When I decided that I was going to publish Welcome to Newtonberg as an eBook, the first thing I did was go through all of my stories to choose which ones I would include. I’ve been saving these stories, written and edited in a number of different word processing programs, for almost twenty years. Notepad gave way to Wordpad, Wordpad gave way to Word in several different versions. Occasionally I used OpenOffice or some other free program that I could install on my USB drive.
During this period, the files have also been saved on a variety of different media. Floppy disks got copied to other floppy disks, which got copied to hard drives, which got posted online, which got backed up to USB drives…
In short? In terms of formatting, my stories were a mess. And apparently it didn’t help matters that I had copied and pasted those stories into Word 2010 to create my final document.
Each word processing program adds its own coding behind the document you see. Sometimes, italics and bold print are done with style sheets, sometimes it’s specific to the particular word or phrase, similar to HTML code. The only way to get rid of it is to take it back down to base level (something SmashWords refers to as the “nuclear method”) by copying and pasting the whole thing into Notepad or another text-only editor to remove all of the formatting. Because I tend to hit the space bar twice when beginning a new sentence, I also had to do a find-and-replace to reduce all of those to one space.
Then you have to set up your new document in Word, define the styles (normal, heading, paragraph indents, etc.), copy and paste your document from Notepad back into Word, then go through your document again, assigning the styles as needed.
Because I knew I was going to have to do all of this, I printed out a copy of the complete book, italics and all before I “nuked” it. Then I went through the manuscript with a highlighter, marking any italicized or bold-faced words. I marked any places where the text was indented or centered. I needed to add a few things to the book. A title page, copyright page, and an “About the Author” section finished out the book. I also took this opportunity to do a final proofread, making a very small number of changes to the text. I incorporated all of these changes as I went through the document to re-format.
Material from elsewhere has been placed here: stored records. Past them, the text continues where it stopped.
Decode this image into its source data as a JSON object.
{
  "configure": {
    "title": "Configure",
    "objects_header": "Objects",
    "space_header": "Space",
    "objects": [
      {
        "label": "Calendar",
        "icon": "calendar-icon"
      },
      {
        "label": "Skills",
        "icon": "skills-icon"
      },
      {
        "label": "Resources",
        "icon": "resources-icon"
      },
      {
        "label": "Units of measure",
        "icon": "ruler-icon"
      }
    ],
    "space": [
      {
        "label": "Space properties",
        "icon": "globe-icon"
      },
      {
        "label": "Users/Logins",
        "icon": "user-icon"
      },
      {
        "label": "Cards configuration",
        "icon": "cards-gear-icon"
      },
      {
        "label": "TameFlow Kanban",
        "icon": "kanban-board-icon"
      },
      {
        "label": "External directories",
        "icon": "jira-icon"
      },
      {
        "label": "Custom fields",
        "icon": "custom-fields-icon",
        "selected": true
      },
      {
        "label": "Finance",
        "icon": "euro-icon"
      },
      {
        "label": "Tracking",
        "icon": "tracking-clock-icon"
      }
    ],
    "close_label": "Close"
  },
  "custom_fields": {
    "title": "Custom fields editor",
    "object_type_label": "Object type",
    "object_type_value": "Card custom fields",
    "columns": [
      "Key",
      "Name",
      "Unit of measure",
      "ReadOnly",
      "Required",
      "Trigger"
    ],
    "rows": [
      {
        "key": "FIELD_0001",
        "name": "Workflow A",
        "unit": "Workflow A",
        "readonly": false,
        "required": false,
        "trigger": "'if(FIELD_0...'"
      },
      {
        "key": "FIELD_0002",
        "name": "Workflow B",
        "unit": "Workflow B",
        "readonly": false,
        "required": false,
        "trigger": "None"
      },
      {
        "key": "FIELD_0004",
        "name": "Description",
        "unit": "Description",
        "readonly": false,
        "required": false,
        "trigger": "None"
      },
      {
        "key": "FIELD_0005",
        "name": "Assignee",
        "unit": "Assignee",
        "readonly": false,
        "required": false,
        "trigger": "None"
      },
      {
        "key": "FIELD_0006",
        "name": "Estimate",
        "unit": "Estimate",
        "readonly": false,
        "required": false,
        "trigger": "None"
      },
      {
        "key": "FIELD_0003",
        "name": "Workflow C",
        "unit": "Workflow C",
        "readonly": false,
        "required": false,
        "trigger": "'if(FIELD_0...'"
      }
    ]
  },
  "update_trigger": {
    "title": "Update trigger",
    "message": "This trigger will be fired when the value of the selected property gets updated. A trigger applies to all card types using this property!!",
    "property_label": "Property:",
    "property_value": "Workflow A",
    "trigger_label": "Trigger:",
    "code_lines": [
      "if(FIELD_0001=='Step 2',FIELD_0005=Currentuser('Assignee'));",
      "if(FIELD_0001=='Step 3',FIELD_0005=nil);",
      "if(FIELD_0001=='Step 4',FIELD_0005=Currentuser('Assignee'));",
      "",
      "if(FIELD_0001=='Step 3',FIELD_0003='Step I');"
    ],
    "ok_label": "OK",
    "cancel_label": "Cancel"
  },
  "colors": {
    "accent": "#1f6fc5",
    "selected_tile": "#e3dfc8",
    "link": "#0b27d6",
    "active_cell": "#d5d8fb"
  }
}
I am a creature of habit. As I went through the document, I will admit that it was very hard for me to not simply use CTRL-I to italicize and CTRL-B to boldface. It was also difficult for me to manually assign page breaks and not simply press ENTER until I reached a new blank page. And it was nearly impossible for me to assign titles to the sections of my book using pre-defined header formats than to simply highlight it, center it, and hit CTRL-B.
One of the things that I had to wrap my head around was how different an eBook really is from the printed version. Pages as we know them don’t exist. An eBook is much closer to a Webpage than a printed page. My background in Web design helped immensely. When I started to think of the Table of Contents as hyperlinks rather than an index, it started to make sense to me.
From start to finish, re-formatting the book only took me a few hours, since I had my printed manuscript as a guide. Of course, my manuscript was significantly shorter than most. Single-spaced on normal 8-1/2″ x 11″ paper, it takes up only about 60 pages or so. My printed book, on 5-1/2″ x 8-1/2″ paper, is just shy of 100 pages. Your formatting time will vary based on the length of your manuscript and how much re-formatting is needed. If your book involves pictures, that will add to the time.
Still, the process itself is relatively painless if you follow the instructions in the Smashwords Style Guide. I cannot stress enough how important this guide is if you want your book to be accepted the first time and be included in their premium catalog.
So, now the book was ready to submit. I logged onto SmashWords and simply filled out the form that was there. I decided to price the eBook at $2.99 since it was just a book of short stories, barely 100 pages in all. If it had been a novel-length work, I’d have priced it higher; but as an eBook reader myself, I know there is no way I personally would pay more than that for such a short book. I attached the cover art and the DOC file containing the actual book and clicked “Submit.”
I breathed a sigh of relief and waited to hear back from SmashWords. I’d never have to re-format this book again, right?
Next: I have an idea — let’s print this thing!